» Task brief
Find every line in the records below that contains the word "icon", and copy each such line.

(Data records for software interfaces)
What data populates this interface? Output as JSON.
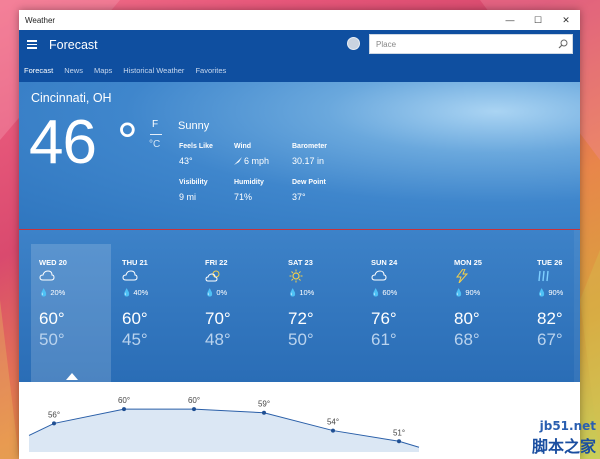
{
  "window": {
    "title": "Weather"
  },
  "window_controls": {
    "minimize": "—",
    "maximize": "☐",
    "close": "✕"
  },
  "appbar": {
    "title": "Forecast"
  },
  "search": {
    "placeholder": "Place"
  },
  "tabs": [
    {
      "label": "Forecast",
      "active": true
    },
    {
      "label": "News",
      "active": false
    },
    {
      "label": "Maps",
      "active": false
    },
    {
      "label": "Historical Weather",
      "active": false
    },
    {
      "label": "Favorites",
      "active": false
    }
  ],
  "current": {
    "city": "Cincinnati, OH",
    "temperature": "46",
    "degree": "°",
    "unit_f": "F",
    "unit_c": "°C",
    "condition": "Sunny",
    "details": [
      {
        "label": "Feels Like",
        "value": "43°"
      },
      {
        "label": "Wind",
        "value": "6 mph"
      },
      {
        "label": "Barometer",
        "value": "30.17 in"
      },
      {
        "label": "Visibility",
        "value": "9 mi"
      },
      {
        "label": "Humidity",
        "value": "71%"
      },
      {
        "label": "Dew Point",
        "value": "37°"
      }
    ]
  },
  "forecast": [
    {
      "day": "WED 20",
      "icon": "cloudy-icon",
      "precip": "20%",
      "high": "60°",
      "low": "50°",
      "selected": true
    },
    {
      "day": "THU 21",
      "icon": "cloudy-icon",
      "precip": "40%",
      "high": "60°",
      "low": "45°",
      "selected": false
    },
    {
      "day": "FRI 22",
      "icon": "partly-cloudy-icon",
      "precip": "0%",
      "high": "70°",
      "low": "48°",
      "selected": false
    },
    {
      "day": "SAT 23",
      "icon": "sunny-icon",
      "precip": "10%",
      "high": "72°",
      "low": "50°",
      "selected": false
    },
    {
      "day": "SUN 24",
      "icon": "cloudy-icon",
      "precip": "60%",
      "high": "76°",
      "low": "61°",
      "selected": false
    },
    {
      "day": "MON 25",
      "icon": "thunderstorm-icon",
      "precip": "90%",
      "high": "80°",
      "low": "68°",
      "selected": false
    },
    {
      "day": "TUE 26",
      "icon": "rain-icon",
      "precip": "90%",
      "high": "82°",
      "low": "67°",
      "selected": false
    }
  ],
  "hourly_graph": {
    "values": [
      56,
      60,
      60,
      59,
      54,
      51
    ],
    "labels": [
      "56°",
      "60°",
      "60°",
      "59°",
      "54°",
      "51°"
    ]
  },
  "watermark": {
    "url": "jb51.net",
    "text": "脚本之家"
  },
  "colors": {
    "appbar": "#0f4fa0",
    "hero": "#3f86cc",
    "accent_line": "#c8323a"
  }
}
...
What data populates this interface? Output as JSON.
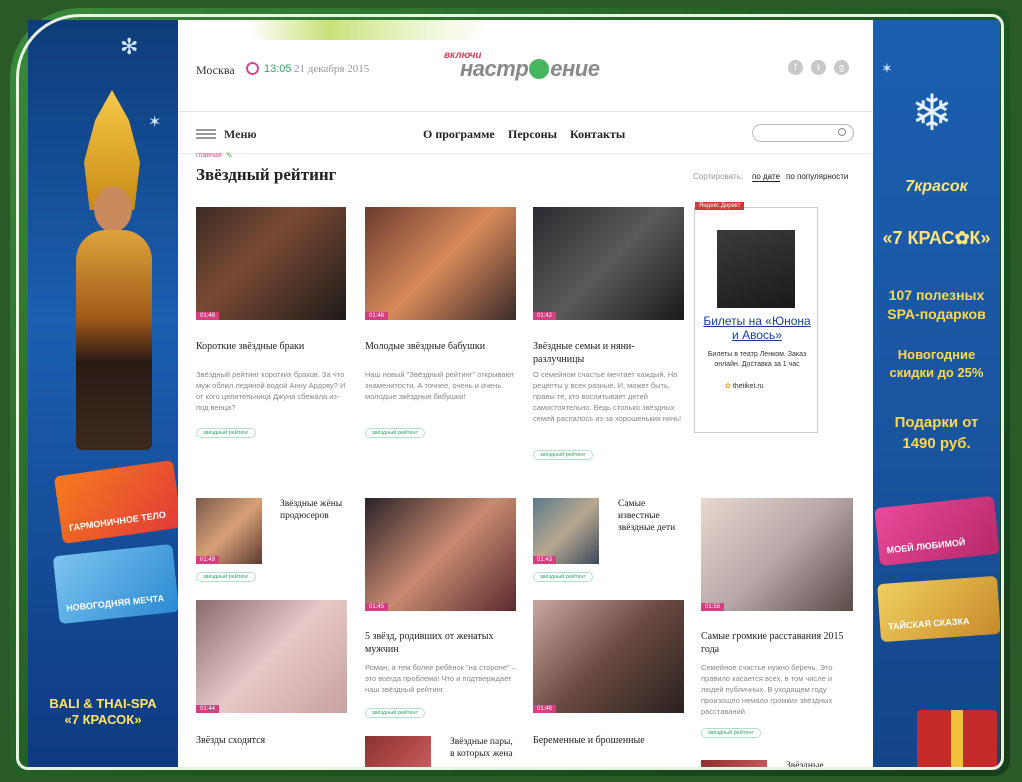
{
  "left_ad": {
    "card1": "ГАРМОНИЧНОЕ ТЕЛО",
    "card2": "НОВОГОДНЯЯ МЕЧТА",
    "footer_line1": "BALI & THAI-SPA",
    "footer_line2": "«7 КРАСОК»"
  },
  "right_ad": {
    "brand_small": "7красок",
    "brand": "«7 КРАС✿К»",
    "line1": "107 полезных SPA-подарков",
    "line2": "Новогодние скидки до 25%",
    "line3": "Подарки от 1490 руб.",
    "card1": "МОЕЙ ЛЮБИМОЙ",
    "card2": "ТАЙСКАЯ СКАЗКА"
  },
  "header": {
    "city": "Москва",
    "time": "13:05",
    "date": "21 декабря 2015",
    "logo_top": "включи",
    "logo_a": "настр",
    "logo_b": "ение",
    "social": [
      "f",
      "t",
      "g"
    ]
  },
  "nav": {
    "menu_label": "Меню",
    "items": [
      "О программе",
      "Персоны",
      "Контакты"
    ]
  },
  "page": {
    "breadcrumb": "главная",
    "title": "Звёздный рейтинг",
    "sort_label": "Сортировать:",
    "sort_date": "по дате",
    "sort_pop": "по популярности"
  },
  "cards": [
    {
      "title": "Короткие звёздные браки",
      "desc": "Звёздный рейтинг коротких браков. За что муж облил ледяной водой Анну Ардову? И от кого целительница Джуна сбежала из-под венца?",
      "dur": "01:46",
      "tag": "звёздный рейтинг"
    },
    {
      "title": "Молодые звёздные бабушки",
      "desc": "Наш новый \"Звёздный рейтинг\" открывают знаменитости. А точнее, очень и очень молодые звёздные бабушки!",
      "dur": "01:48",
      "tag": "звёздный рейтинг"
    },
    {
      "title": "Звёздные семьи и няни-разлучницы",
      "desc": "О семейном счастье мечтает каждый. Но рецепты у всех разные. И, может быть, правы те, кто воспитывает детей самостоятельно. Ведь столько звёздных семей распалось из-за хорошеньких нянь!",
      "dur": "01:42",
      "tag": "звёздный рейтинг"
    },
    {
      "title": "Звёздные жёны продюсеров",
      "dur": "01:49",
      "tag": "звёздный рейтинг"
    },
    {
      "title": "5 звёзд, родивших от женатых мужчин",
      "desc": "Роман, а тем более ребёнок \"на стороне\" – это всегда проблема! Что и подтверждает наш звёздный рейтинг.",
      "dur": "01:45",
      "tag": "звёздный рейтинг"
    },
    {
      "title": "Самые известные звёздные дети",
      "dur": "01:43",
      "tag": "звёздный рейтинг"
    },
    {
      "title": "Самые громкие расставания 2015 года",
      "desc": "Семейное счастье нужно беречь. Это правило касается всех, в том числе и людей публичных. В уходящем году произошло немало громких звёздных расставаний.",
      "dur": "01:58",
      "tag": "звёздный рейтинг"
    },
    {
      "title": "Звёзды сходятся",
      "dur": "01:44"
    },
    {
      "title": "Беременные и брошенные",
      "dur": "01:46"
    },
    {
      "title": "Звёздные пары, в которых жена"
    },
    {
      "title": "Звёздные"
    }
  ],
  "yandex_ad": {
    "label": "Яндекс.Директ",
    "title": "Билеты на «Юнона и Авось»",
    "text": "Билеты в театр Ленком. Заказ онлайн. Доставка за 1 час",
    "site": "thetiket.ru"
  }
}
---
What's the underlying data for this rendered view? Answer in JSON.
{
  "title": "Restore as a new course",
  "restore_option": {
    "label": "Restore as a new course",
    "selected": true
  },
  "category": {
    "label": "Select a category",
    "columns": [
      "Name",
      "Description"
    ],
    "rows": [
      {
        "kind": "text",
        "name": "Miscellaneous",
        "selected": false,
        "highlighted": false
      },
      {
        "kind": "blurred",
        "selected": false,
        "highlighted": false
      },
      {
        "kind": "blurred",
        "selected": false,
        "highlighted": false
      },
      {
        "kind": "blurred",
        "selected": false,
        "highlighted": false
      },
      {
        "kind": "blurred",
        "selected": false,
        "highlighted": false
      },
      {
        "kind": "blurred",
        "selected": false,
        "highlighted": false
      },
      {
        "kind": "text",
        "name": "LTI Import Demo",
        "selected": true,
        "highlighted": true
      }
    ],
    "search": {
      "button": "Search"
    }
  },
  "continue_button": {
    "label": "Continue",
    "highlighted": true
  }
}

» The answer
      "icon": "cloudy-icon",
      "icon": "cloudy-icon",
      "icon": "partly-cloudy-icon",
      "icon": "sunny-icon",
      "icon": "cloudy-icon",
      "icon": "thunderstorm-icon",
      "icon": "rain-icon",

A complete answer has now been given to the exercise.